*Your task*
Scan the entries below, and for each line that includes the word "icon", make a copy.

Entries from a dataset of interfaces:

++++++++++++++++++++

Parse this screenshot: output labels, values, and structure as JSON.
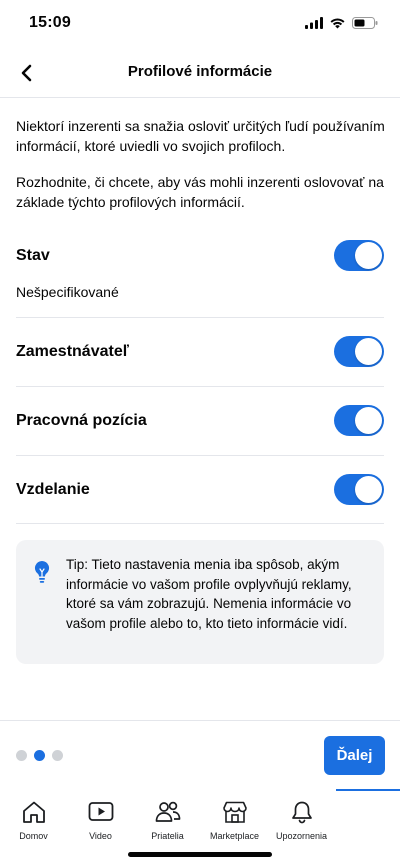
{
  "status_bar": {
    "time": "15:09"
  },
  "header": {
    "title": "Profilové informácie"
  },
  "intro": {
    "paragraph1": "Niektorí inzerenti sa snažia osloviť určitých ľudí používaním informácií, ktoré uviedli vo svojich profiloch.",
    "paragraph2": "Rozhodnite, či chcete, aby vás mohli inzerenti oslovovať na základe týchto profilových informácií."
  },
  "settings": [
    {
      "label": "Stav",
      "value": "Nešpecifikované",
      "enabled": true
    },
    {
      "label": "Zamestnávateľ",
      "enabled": true
    },
    {
      "label": "Pracovná pozícia",
      "enabled": true
    },
    {
      "label": "Vzdelanie",
      "enabled": true
    }
  ],
  "tip": {
    "text": "Tip: Tieto nastavenia menia iba spôsob, akým informácie vo vašom profile ovplyvňujú reklamy, ktoré sa vám zobrazujú. Nemenia informácie vo vašom profile alebo to, kto tieto informácie vidí."
  },
  "pagination": {
    "total": 3,
    "active_index": 1
  },
  "next_button": {
    "label": "Ďalej"
  },
  "tab_bar": [
    {
      "label": "Domov",
      "icon": "home-icon"
    },
    {
      "label": "Video",
      "icon": "video-icon"
    },
    {
      "label": "Priatelia",
      "icon": "friends-icon"
    },
    {
      "label": "Marketplace",
      "icon": "marketplace-icon"
    },
    {
      "label": "Upozornenia",
      "icon": "bell-icon"
    }
  ],
  "colors": {
    "accent": "#1b6fe0",
    "divider": "#e4e6eb",
    "tip_background": "#f2f3f5"
  }
}
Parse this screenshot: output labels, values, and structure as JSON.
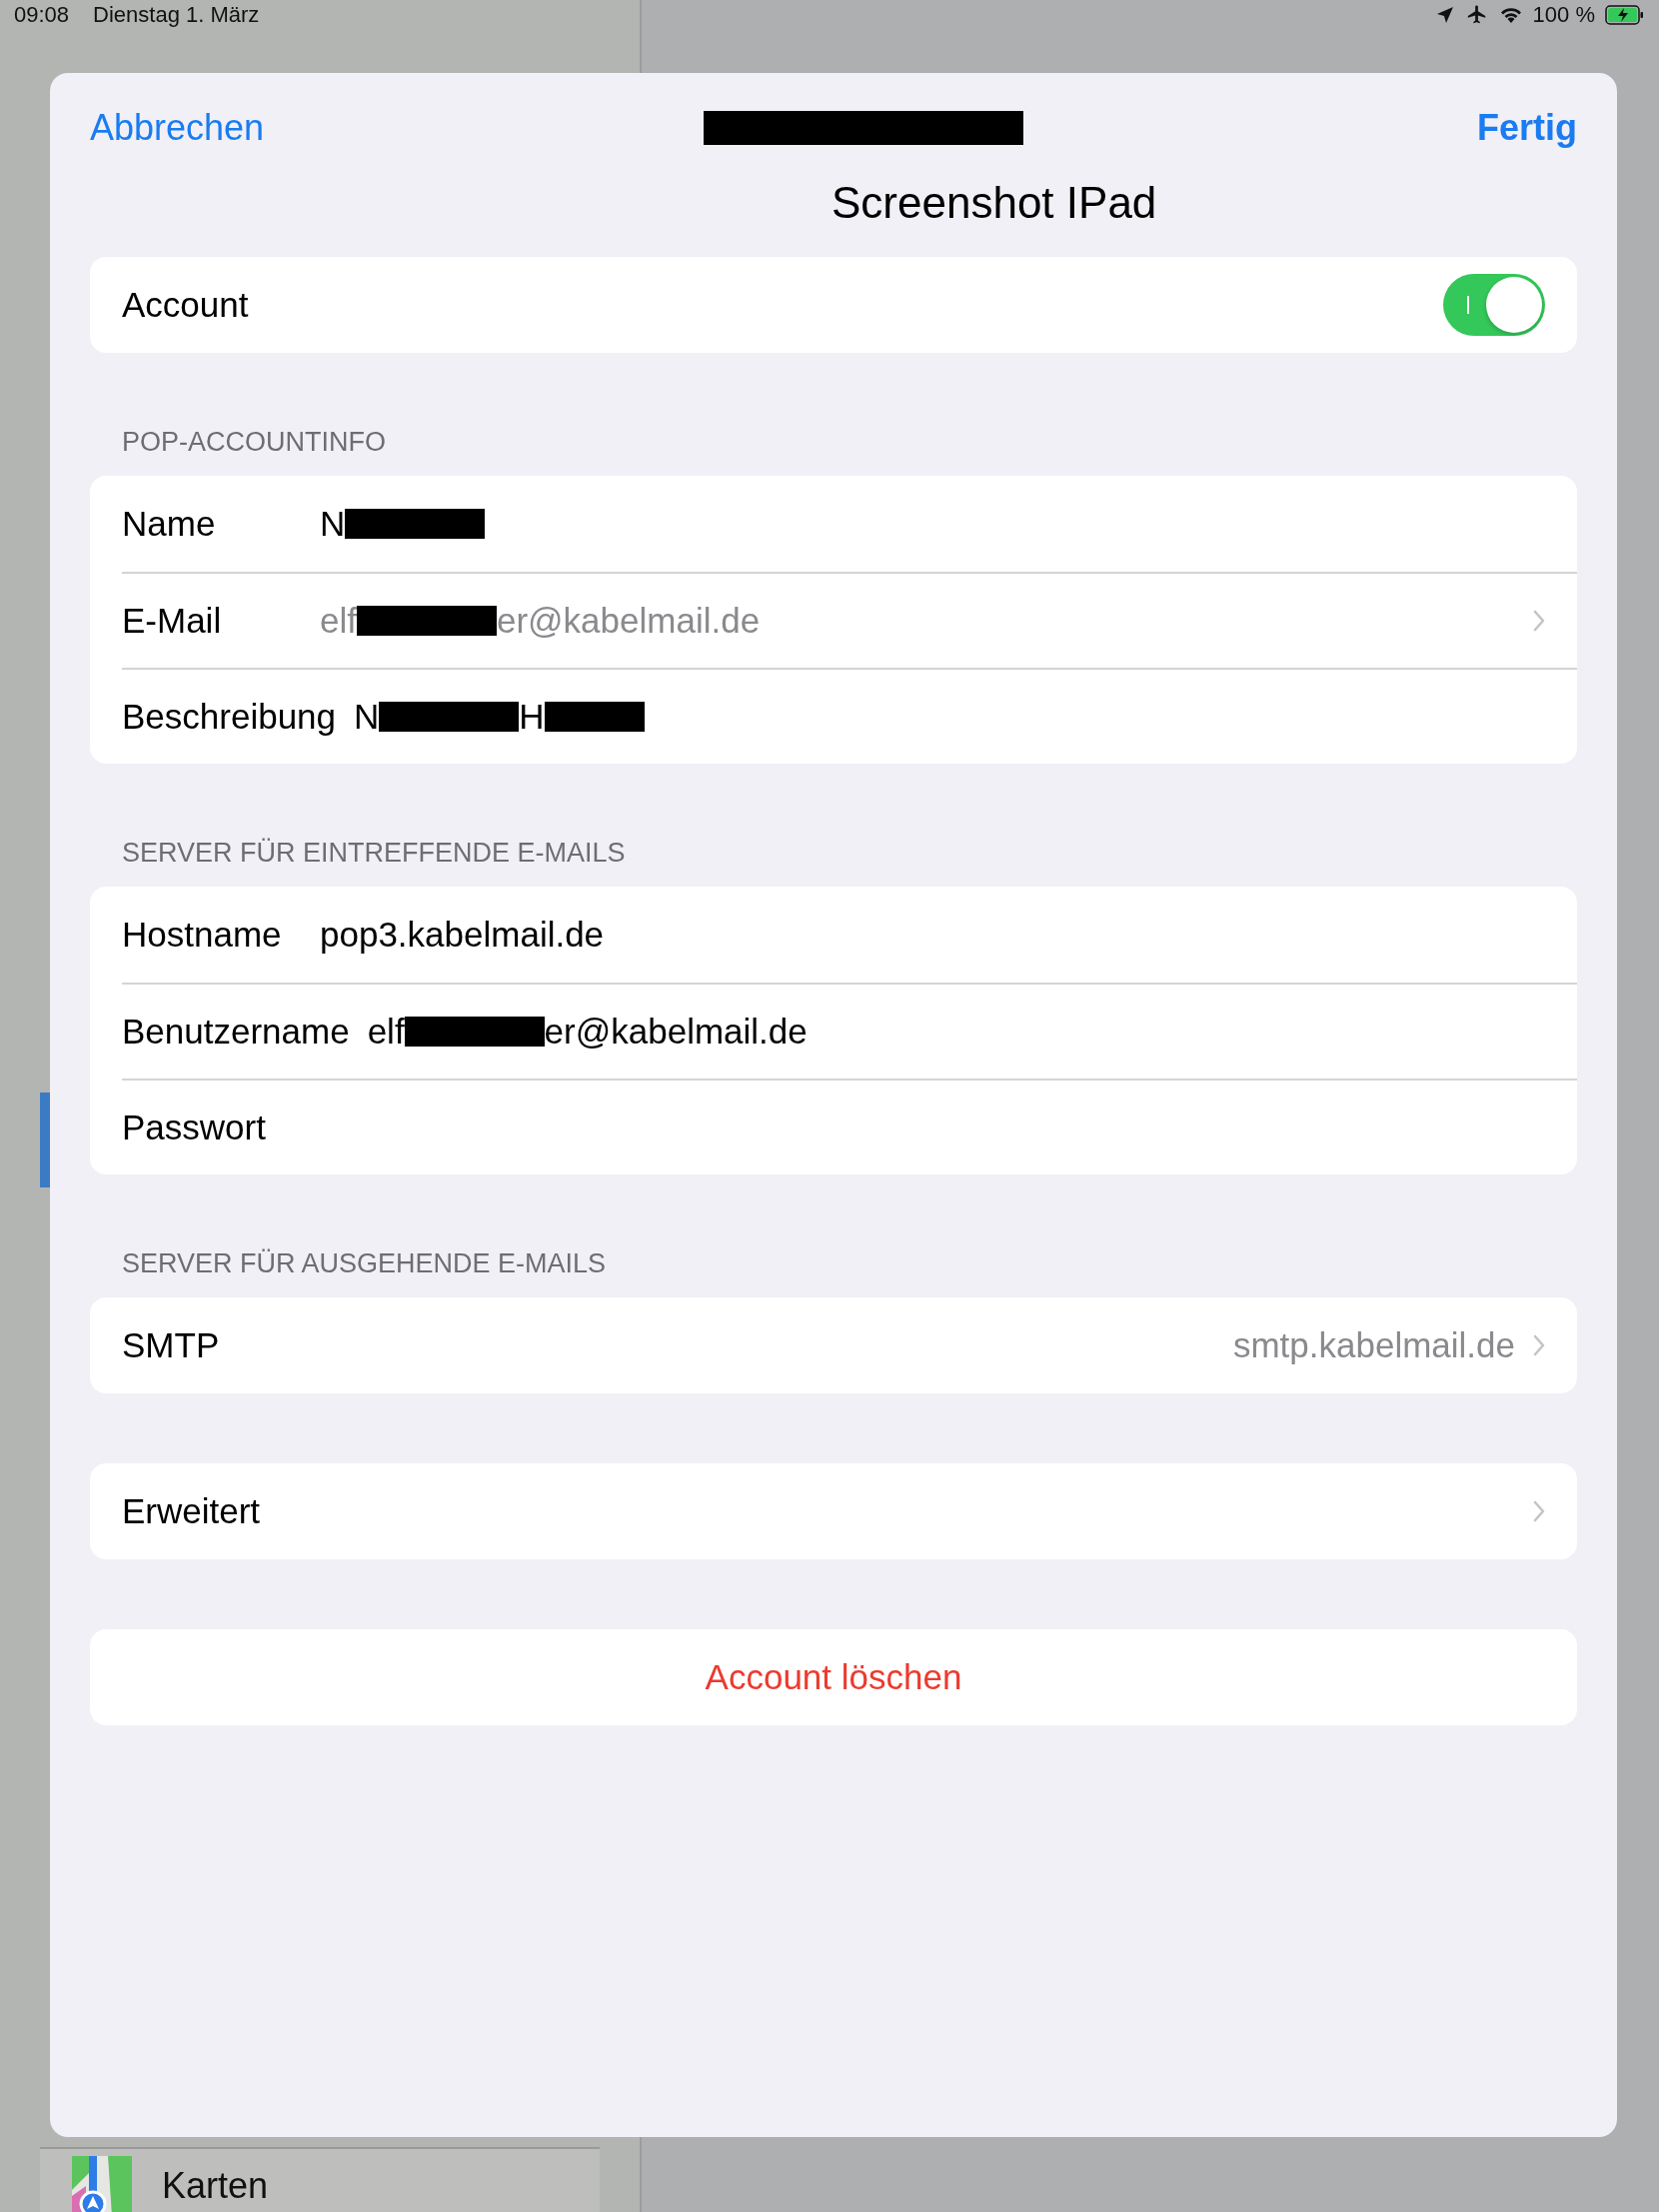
{
  "status_bar": {
    "time": "09:08",
    "date": "Dienstag 1. März",
    "battery": "100 %"
  },
  "background": {
    "sidebar_item": "Karten"
  },
  "sheet": {
    "cancel": "Abbrechen",
    "done": "Fertig",
    "subtitle": "Screenshot IPad",
    "account_toggle": {
      "label": "Account",
      "on": true
    },
    "sections": [
      {
        "header": "POP-ACCOUNTINFO",
        "rows": [
          {
            "label": "Name",
            "value_start": "N",
            "dimmed": false,
            "chevron": false
          },
          {
            "label": "E-Mail",
            "value_start": "elf",
            "value_end": "er@kabelmail.de",
            "dimmed": true,
            "chevron": true
          },
          {
            "label": "Beschreibung",
            "value_start": "N",
            "value_middle": "H",
            "dimmed": false,
            "chevron": false
          }
        ]
      },
      {
        "header": "SERVER FÜR EINTREFFENDE E-MAILS",
        "rows": [
          {
            "label": "Hostname",
            "value_start": "pop3.kabelmail.de",
            "dimmed": false,
            "chevron": false
          },
          {
            "label": "Benutzername",
            "value_start": "elf",
            "value_end": "er@kabelmail.de",
            "dimmed": false,
            "chevron": false
          },
          {
            "label": "Passwort",
            "chevron": false
          }
        ]
      },
      {
        "header": "SERVER FÜR AUSGEHENDE E-MAILS",
        "rows": [
          {
            "label": "SMTP",
            "detail": "smtp.kabelmail.de",
            "chevron": true
          }
        ]
      },
      {
        "rows": [
          {
            "label": "Erweitert",
            "chevron": true
          }
        ]
      }
    ],
    "delete": "Account löschen"
  }
}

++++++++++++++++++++

*Exercise solution*
      "icon": "home-icon"
      "icon": "video-icon"
      "icon": "friends-icon"
      "icon": "marketplace-icon"
      "icon": "bell-icon"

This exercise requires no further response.